For some, the word “revisionist” is akin to a swear word. But the process of revision is essential to understanding the past; at their best, revisionist historians uncover new evidence while re-examining existing material from fresh perspectives. John Mosier, an English professor and film critic, has written three books on military history, including The Blitzkrieg Myth: How Hitler and the Allies Misread the Strategic Realities of World War II (2003); his work has earned him a certain reputation as a revisionist. But his latest book, Deathride, is fundamentally misconceived in ways likely to seriously mislead and misguide general readers. It is revisionism for the hell of it.
The book is constructed around a compound fallacy. First, it asserts that Stalin systematically falsified and concealed the evidence of his own incompetence as a war leader and a strategist. There is no question that until its implosion the Soviet regime systematically concealed and falsified data. But Mosier overstates Stalin’s incompetence, arguing that he culpably misjudged Hitler’s intentions, insisted on incessant attacks whatever their cost, bled Russia white, and created an army of “rapists and robbers…that staggered to victory on mountains of its own dead.” True, Stalin and the Red Army made horrendous mistakes. But they recovered, learned, and in the end created a formidable instrument of war that defeated the Wehrmacht, in good part on the Wehrmacht’s terms.

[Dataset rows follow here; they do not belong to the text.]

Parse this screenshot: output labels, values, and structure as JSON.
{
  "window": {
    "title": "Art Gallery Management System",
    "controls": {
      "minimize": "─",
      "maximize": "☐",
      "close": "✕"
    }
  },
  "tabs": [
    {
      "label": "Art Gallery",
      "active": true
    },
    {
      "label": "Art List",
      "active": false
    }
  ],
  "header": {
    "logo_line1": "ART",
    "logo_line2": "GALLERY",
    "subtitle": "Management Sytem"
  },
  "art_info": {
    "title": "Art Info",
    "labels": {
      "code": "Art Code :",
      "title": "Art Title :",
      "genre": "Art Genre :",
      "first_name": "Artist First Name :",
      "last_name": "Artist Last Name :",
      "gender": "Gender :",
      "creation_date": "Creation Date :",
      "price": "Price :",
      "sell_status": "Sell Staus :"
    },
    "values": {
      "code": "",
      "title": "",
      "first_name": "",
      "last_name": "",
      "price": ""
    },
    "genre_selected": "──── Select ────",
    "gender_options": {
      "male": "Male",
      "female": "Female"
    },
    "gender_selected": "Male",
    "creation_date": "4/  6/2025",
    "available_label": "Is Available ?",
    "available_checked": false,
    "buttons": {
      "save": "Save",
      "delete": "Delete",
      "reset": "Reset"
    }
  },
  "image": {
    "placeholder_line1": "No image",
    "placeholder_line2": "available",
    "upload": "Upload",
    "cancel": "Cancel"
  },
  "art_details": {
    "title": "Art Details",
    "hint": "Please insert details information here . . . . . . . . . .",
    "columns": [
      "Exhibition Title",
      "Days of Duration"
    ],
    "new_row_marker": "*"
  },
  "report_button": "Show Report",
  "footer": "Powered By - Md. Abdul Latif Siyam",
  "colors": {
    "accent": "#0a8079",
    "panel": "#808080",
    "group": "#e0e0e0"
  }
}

Second, Mosier argues Stalin created the “myth” that the USSR decided the war’s outcome, forging a legend of Germans killed and tanks destroyed based on doctored statistics that Western historians still accept as the truth. But the irony is that Stalin’s version of events is so obviously self-serving that it was largely dismissed after the war. History was left to the Germans, who for their own selfish reasons argued they had been overcome only by brute force.
Nor does Mosier shine when discussing particular operations. His assertion that there was a lull in fighting during the last three months of 1941 is a mind-boggling misinterpretation. The drive that brought the Germans to within sight of Moscow by December and the desperate Soviet counterattack that drove them back was hardly a lull. His statements that in 1943 the Germans were on the verge of “a genuine breakthrough,” and that Kursk did not fail but was willfully abandoned by Hitler, are so far from the mark that “wrong” doesn’t begin to describe it. Unfortunately, Deathride is shot through with similar declarations, based on tendentious sources or material cherry-picked from reliable works, then misapplied.
In effect, Mosier is serving up as fresh a long-existing, extremely familiar myth structured by Nazi generals, and thoroughly discredited by archival evidence from both sides. To support positions like these requires ignoring literally thousands of pages documenting and analyzing the erosion of German war-making capacity, and the Red Army’s recovery from Stalin’s purges and the first wave of the German invasion in 1941—its exponential development not only in strength but sophistication.
The Russians themselves, since the fall of the Soviet Union, have been recalculating Stalin’s data. Soviet archives, while certainly not entirely accessible, have provided ample evidence for reconstructing—indeed, revising—the history of the Russo-German War, entirely discrediting the notion that its outcome was determined solely by mass and attrition.
In short, Deathride offers an amateur’s self-confidence combined with a provocateur’s insouciance, while manifesting none of an aficionado’s insight. But the book is very well written and, on its surface, tells a plausible story. Odds are that it will impress some reviewers, perhaps some talk-show hosts. But sadly, this makes it a case study in what we can call Gresham’s Law of Historical Writing. Books like this give popular history the bad name it too often possesses in the academic world, and damage the synergy and trust between historians and the informed public—history’s most important audience.